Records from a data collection
--- START ---

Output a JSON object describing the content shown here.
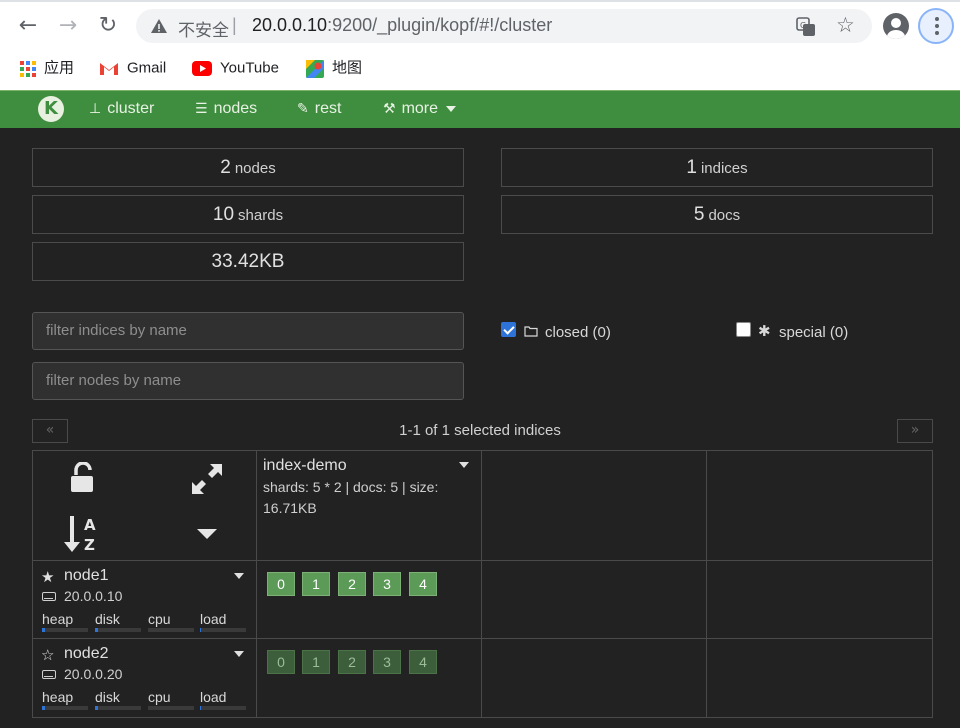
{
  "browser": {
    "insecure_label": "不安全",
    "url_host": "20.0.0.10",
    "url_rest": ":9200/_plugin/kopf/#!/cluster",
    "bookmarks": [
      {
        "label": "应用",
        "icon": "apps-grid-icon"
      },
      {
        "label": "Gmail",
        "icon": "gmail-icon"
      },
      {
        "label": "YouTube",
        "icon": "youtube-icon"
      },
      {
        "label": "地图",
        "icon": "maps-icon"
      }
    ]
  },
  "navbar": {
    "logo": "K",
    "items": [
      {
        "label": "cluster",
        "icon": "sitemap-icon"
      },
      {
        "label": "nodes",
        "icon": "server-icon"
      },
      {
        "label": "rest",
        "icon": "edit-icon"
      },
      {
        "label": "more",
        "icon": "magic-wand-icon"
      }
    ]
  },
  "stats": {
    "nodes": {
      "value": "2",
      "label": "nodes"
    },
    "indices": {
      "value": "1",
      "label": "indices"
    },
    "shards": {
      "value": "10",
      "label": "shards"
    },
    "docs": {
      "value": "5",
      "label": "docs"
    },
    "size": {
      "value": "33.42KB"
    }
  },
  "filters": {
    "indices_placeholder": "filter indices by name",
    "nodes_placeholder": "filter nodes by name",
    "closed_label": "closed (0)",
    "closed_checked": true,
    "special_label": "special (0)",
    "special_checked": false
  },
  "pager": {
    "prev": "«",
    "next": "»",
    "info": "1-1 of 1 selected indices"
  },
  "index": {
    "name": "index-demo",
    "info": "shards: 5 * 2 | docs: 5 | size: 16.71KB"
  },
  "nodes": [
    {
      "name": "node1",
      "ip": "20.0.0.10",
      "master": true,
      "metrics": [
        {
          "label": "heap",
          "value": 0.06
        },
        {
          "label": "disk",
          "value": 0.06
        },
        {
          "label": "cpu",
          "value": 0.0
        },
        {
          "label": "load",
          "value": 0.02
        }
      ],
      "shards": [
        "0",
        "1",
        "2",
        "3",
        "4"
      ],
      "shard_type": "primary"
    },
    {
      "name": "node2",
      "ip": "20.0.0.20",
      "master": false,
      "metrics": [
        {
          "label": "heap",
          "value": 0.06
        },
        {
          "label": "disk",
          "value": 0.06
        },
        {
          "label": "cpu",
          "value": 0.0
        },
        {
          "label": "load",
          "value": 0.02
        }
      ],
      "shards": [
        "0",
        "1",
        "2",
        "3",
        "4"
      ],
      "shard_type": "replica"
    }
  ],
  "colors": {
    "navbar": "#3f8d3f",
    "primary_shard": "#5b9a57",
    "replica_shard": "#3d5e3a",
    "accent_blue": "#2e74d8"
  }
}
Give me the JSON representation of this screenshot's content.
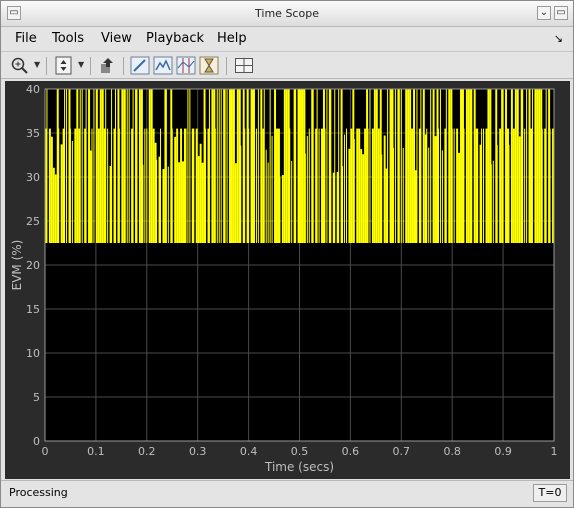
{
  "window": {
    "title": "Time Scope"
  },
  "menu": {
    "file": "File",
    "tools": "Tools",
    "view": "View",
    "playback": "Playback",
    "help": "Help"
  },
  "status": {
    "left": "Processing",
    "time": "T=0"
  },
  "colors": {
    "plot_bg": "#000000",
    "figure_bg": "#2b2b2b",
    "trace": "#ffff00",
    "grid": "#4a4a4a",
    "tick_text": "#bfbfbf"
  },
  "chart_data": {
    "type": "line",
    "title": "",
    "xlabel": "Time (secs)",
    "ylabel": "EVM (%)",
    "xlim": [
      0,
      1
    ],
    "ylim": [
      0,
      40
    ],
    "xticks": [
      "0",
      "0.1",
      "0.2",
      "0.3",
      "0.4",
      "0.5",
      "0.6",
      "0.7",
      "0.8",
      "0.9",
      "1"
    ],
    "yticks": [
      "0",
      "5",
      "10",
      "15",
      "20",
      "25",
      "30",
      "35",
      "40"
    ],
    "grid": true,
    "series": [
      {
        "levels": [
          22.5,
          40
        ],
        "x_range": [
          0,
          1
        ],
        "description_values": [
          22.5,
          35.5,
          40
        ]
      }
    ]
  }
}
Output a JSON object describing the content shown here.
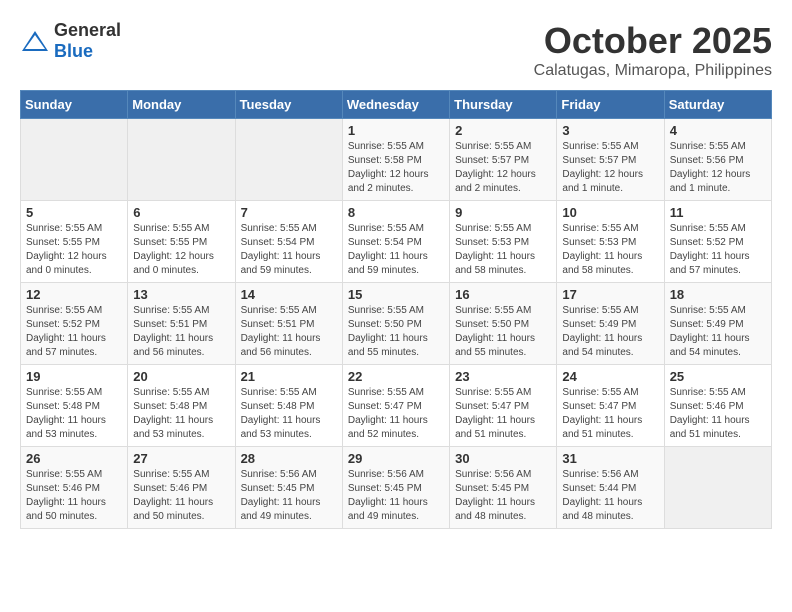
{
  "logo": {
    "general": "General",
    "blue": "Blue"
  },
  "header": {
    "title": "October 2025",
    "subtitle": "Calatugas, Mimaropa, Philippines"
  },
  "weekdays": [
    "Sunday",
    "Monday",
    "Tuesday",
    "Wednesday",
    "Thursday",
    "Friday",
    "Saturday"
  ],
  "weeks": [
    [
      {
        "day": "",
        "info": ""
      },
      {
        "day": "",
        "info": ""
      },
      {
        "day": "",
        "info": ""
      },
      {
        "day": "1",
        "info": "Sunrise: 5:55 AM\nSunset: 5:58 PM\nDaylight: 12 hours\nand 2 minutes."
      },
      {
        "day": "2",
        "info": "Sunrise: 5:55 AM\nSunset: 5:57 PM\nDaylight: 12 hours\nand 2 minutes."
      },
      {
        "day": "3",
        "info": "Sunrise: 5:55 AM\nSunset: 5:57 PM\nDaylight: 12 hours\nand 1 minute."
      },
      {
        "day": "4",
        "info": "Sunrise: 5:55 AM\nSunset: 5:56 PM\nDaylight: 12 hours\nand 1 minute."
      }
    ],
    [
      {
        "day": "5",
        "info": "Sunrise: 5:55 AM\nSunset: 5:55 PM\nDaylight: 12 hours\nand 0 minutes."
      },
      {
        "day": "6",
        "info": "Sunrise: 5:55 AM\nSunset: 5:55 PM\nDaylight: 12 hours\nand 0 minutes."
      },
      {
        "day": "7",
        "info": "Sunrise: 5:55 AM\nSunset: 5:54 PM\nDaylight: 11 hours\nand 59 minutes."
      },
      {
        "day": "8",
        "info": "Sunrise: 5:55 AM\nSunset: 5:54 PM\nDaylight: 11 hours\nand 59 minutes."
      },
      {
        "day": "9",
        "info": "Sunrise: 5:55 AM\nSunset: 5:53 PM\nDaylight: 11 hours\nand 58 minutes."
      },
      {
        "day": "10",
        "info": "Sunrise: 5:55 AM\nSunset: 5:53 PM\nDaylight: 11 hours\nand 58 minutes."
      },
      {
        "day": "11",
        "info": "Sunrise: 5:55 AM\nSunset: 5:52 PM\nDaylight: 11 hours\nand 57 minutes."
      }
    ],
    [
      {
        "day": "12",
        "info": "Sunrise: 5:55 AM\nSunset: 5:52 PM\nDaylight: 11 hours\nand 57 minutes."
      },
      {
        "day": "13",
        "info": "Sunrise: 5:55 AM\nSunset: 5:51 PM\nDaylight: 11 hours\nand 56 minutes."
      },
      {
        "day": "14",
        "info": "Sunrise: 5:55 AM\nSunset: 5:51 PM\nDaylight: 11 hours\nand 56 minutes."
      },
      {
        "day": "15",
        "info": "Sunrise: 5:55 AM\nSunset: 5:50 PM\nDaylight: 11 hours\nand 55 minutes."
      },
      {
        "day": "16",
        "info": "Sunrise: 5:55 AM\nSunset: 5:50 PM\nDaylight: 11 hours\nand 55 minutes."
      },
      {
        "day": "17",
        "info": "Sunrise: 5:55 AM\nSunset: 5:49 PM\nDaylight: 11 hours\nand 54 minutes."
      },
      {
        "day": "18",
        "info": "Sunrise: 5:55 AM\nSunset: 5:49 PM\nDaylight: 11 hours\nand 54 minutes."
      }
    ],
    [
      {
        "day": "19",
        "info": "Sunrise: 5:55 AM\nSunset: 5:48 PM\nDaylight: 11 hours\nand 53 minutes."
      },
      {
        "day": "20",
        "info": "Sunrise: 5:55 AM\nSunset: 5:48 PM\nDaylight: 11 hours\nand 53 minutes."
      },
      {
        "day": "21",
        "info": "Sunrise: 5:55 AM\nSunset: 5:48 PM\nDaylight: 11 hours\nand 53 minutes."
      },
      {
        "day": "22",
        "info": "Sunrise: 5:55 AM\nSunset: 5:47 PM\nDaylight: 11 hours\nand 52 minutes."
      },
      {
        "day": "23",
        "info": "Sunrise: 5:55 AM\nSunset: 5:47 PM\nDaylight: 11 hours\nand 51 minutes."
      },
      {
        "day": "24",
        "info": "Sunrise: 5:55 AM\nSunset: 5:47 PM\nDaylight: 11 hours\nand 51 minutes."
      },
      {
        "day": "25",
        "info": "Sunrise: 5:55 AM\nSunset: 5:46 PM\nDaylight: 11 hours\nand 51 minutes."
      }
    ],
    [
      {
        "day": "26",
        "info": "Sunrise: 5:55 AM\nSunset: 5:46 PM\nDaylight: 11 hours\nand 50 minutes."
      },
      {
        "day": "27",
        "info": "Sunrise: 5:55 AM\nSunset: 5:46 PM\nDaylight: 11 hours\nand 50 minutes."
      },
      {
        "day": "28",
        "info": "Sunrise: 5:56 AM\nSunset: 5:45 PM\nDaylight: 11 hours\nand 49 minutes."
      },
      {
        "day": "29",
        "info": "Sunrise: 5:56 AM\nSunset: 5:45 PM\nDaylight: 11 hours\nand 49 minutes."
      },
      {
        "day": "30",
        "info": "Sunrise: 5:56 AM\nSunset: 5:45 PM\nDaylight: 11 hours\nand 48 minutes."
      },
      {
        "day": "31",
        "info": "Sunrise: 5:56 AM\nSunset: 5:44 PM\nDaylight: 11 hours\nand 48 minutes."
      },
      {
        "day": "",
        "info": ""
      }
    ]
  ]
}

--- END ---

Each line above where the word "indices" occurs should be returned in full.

    "indices": {
      "label": "indices"
    "indices_placeholder": "filter indices by name",
    "info": "1-1 of 1 selected indices"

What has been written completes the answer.